As Futurismic readers, I assume you all enjoy reading stories that fit the Mundane template. But do you agree that those which don’t fir the template are failing to use the full potential of science fiction as a vehicle for ideas? Should fiction have any purpose beyond entertainment?


Playing games with time

Paul Raven @ 12-12-2007

Timewarp Time has a strange attraction for many people – it’s the one dimension that we can perceive but can’t control. But we can hack at the edges of it, like the Time Nuts: a 400-strong geek clade who collect high-precision atomic time-pieces. If you find you never have enough time to spend with your family, you may want to look into their methods – it’ll help you scrape up a few precious extra nanoseconds. [Awesome ‘shopped image by fdecomite]

Other people are trying to map time, instead – MetaFilter points out Miomi, a web2.0 startup with the tagline “user generated history” that aims to round up all the information in the world and assemble it into one coherent browsable time-line. Insert your own joke about conspiracy theorists and alternate history writers here.

On the subject of writers and time, the relentlessly provocative and controversial Mundane SF blog reminds us of DeSmogBlog’s “100 Year Letter” project, and decries the fact that science fiction writers seem to have taken no interest in it at all. Of course, they may simply not have know about it – this is the first I’ve heard of it, at least – but the Mundanistas lay a much weightier charge:

“… here, in 2007, the Science Fiction community has abandoned the future; or the future has abandoned it and gone on its merry way, following the laws of physics and thermodynamics with absolutely no consideration for our fantastic dreams. What a shame.”

What do you think – is it science fiction’s duty to deal with contemporary issues, or is it just for escapist purposes?

[tags]time, clocks, history, mundane, science fiction[/tags]

Christopher East – Defining Futurismic Fiction

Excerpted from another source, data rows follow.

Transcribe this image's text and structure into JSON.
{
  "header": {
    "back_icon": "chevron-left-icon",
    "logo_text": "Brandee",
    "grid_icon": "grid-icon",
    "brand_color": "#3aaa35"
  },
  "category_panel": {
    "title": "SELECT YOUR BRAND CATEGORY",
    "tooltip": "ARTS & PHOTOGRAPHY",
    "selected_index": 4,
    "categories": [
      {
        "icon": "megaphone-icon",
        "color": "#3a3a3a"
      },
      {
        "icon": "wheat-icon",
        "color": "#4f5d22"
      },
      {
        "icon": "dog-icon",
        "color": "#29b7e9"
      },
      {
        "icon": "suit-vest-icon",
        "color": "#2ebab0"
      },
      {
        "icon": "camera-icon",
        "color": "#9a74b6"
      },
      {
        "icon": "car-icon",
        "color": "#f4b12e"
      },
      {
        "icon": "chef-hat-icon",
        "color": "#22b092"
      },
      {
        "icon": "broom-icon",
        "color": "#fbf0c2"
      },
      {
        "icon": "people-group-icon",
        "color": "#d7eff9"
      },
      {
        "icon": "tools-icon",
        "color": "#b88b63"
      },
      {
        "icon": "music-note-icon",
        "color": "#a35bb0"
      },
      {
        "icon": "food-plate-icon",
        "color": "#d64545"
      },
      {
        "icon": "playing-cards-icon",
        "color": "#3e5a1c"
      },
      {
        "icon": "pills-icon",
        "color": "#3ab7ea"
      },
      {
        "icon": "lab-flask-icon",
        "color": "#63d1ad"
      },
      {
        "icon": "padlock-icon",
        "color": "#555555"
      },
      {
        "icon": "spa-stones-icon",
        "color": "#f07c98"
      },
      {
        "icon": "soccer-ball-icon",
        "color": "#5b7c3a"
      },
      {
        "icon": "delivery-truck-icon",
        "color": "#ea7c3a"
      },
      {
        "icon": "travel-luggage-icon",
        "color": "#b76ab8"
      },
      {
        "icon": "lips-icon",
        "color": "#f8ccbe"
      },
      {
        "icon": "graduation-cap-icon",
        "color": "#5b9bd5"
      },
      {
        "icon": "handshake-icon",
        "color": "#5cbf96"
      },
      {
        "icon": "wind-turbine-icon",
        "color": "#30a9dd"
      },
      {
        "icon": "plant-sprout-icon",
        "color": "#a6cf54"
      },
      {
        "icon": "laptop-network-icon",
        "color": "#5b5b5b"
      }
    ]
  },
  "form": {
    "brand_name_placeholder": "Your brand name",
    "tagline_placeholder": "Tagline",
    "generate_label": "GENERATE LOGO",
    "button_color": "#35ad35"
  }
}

Christopher East @ 30-11-2004

Christopher East lays out what Futurismic fiction is all about in his new column.
Continue reading “Christopher East – Defining Futurismic Fiction”